Start of Supplied information

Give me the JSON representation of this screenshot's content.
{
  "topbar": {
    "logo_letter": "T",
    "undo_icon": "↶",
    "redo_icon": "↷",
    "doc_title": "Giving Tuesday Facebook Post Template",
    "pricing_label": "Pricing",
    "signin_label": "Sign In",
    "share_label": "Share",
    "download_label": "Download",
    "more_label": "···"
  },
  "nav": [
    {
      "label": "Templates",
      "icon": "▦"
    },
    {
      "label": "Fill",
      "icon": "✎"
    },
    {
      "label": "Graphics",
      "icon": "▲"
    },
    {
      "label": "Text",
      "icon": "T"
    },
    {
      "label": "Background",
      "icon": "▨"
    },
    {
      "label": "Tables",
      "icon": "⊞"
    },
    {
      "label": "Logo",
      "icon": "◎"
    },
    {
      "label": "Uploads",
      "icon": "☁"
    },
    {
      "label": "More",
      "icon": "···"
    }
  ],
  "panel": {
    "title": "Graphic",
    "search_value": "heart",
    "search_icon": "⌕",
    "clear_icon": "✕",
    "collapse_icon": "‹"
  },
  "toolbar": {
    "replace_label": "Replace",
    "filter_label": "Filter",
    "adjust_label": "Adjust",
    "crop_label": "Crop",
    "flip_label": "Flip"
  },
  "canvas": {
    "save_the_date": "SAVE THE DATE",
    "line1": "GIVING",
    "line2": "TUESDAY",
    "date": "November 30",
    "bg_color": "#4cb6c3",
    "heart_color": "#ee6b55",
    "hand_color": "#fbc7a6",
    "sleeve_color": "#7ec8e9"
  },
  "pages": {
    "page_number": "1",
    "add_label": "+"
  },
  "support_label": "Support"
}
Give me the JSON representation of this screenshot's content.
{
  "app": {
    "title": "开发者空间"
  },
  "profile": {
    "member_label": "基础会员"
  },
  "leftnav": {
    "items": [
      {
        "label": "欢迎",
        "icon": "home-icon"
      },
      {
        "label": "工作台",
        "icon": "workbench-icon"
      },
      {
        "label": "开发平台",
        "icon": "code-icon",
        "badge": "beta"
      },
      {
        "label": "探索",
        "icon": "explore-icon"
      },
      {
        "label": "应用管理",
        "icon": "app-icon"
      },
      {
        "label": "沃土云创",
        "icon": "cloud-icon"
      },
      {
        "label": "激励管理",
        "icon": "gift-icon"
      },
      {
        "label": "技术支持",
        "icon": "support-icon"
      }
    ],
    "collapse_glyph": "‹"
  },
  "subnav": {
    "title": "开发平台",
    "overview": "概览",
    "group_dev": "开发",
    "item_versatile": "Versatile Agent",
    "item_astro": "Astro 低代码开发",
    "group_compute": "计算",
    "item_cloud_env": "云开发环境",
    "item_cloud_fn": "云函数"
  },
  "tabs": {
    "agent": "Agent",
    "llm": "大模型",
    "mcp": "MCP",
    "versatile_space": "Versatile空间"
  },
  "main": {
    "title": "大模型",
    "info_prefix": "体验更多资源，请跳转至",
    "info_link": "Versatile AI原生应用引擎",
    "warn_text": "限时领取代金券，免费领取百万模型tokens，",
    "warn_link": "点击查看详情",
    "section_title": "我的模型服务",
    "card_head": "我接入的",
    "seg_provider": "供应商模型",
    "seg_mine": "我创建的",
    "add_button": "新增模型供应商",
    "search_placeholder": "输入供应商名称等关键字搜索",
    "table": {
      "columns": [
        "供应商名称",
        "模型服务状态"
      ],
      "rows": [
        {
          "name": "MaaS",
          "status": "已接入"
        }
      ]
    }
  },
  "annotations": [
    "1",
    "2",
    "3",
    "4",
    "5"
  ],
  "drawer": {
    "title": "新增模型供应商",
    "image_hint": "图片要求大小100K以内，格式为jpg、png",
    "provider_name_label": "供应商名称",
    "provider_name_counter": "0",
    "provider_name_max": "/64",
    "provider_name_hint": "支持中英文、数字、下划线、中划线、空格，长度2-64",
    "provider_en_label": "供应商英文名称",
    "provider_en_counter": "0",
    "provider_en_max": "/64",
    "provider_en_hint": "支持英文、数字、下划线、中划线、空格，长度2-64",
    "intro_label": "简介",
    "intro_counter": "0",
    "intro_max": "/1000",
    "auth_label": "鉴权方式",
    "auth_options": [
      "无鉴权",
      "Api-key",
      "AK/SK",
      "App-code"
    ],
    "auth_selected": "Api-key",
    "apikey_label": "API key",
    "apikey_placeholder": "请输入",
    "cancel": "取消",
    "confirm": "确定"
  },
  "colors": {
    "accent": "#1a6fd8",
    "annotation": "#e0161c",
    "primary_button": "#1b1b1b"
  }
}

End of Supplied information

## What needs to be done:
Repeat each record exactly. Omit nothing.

## Reply:
Give me the JSON representation of this screenshot's content.
{
  "topbar": {
    "logo_letter": "T",
    "undo_icon": "↶",
    "redo_icon": "↷",
    "doc_title": "Giving Tuesday Facebook Post Template",
    "pricing_label": "Pricing",
    "signin_label": "Sign In",
    "share_label": "Share",
    "download_label": "Download",
    "more_label": "···"
  },
  "nav": [
    {
      "label": "Templates",
      "icon": "▦"
    },
    {
      "label": "Fill",
      "icon": "✎"
    },
    {
      "label": "Graphics",
      "icon": "▲"
    },
    {
      "label": "Text",
      "icon": "T"
    },
    {
      "label": "Background",
      "icon": "▨"
    },
    {
      "label": "Tables",
      "icon": "⊞"
    },
    {
      "label": "Logo",
      "icon": "◎"
    },
    {
      "label": "Uploads",
      "icon": "☁"
    },
    {
      "label": "More",
      "icon": "···"
    }
  ],
  "panel": {
    "title": "Graphic",
    "search_value": "heart",
    "search_icon": "⌕",
    "clear_icon": "✕",
    "collapse_icon": "‹"
  },
  "toolbar": {
    "replace_label": "Replace",
    "filter_label": "Filter",
    "adjust_label": "Adjust",
    "crop_label": "Crop",
    "flip_label": "Flip"
  },
  "canvas": {
    "save_the_date": "SAVE THE DATE",
    "line1": "GIVING",
    "line2": "TUESDAY",
    "date": "November 30",
    "bg_color": "#4cb6c3",
    "heart_color": "#ee6b55",
    "hand_color": "#fbc7a6",
    "sleeve_color": "#7ec8e9"
  },
  "pages": {
    "page_number": "1",
    "add_label": "+"
  },
  "support_label": "Support"
}
Give me the JSON representation of this screenshot's content.
{
  "app": {
    "title": "开发者空间"
  },
  "profile": {
    "member_label": "基础会员"
  },
  "leftnav": {
    "items": [
      {
        "label": "欢迎",
        "icon": "home-icon"
      },
      {
        "label": "工作台",
        "icon": "workbench-icon"
      },
      {
        "label": "开发平台",
        "icon": "code-icon",
        "badge": "beta"
      },
      {
        "label": "探索",
        "icon": "explore-icon"
      },
      {
        "label": "应用管理",
        "icon": "app-icon"
      },
      {
        "label": "沃土云创",
        "icon": "cloud-icon"
      },
      {
        "label": "激励管理",
        "icon": "gift-icon"
      },
      {
        "label": "技术支持",
        "icon": "support-icon"
      }
    ],
    "collapse_glyph": "‹"
  },
  "subnav": {
    "title": "开发平台",
    "overview": "概览",
    "group_dev": "开发",
    "item_versatile": "Versatile Agent",
    "item_astro": "Astro 低代码开发",
    "group_compute": "计算",
    "item_cloud_env": "云开发环境",
    "item_cloud_fn": "云函数"
  },
  "tabs": {
    "agent": "Agent",
    "llm": "大模型",
    "mcp": "MCP",
    "versatile_space": "Versatile空间"
  },
  "main": {
    "title": "大模型",
    "info_prefix": "体验更多资源，请跳转至",
    "info_link": "Versatile AI原生应用引擎",
    "warn_text": "限时领取代金券，免费领取百万模型tokens，",
    "warn_link": "点击查看详情",
    "section_title": "我的模型服务",
    "card_head": "我接入的",
    "seg_provider": "供应商模型",
    "seg_mine": "我创建的",
    "add_button": "新增模型供应商",
    "search_placeholder": "输入供应商名称等关键字搜索",
    "table": {
      "columns": [
        "供应商名称",
        "模型服务状态"
      ],
      "rows": [
        {
          "name": "MaaS",
          "status": "已接入"
        }
      ]
    }
  },
  "annotations": [
    "1",
    "2",
    "3",
    "4",
    "5"
  ],
  "drawer": {
    "title": "新增模型供应商",
    "image_hint": "图片要求大小100K以内，格式为jpg、png",
    "provider_name_label": "供应商名称",
    "provider_name_counter": "0",
    "provider_name_max": "/64",
    "provider_name_hint": "支持中英文、数字、下划线、中划线、空格，长度2-64",
    "provider_en_label": "供应商英文名称",
    "provider_en_counter": "0",
    "provider_en_max": "/64",
    "provider_en_hint": "支持英文、数字、下划线、中划线、空格，长度2-64",
    "intro_label": "简介",
    "intro_counter": "0",
    "intro_max": "/1000",
    "auth_label": "鉴权方式",
    "auth_options": [
      "无鉴权",
      "Api-key",
      "AK/SK",
      "App-code"
    ],
    "auth_selected": "Api-key",
    "apikey_label": "API key",
    "apikey_placeholder": "请输入",
    "cancel": "取消",
    "confirm": "确定"
  },
  "colors": {
    "accent": "#1a6fd8",
    "annotation": "#e0161c",
    "primary_button": "#1b1b1b"
  }
}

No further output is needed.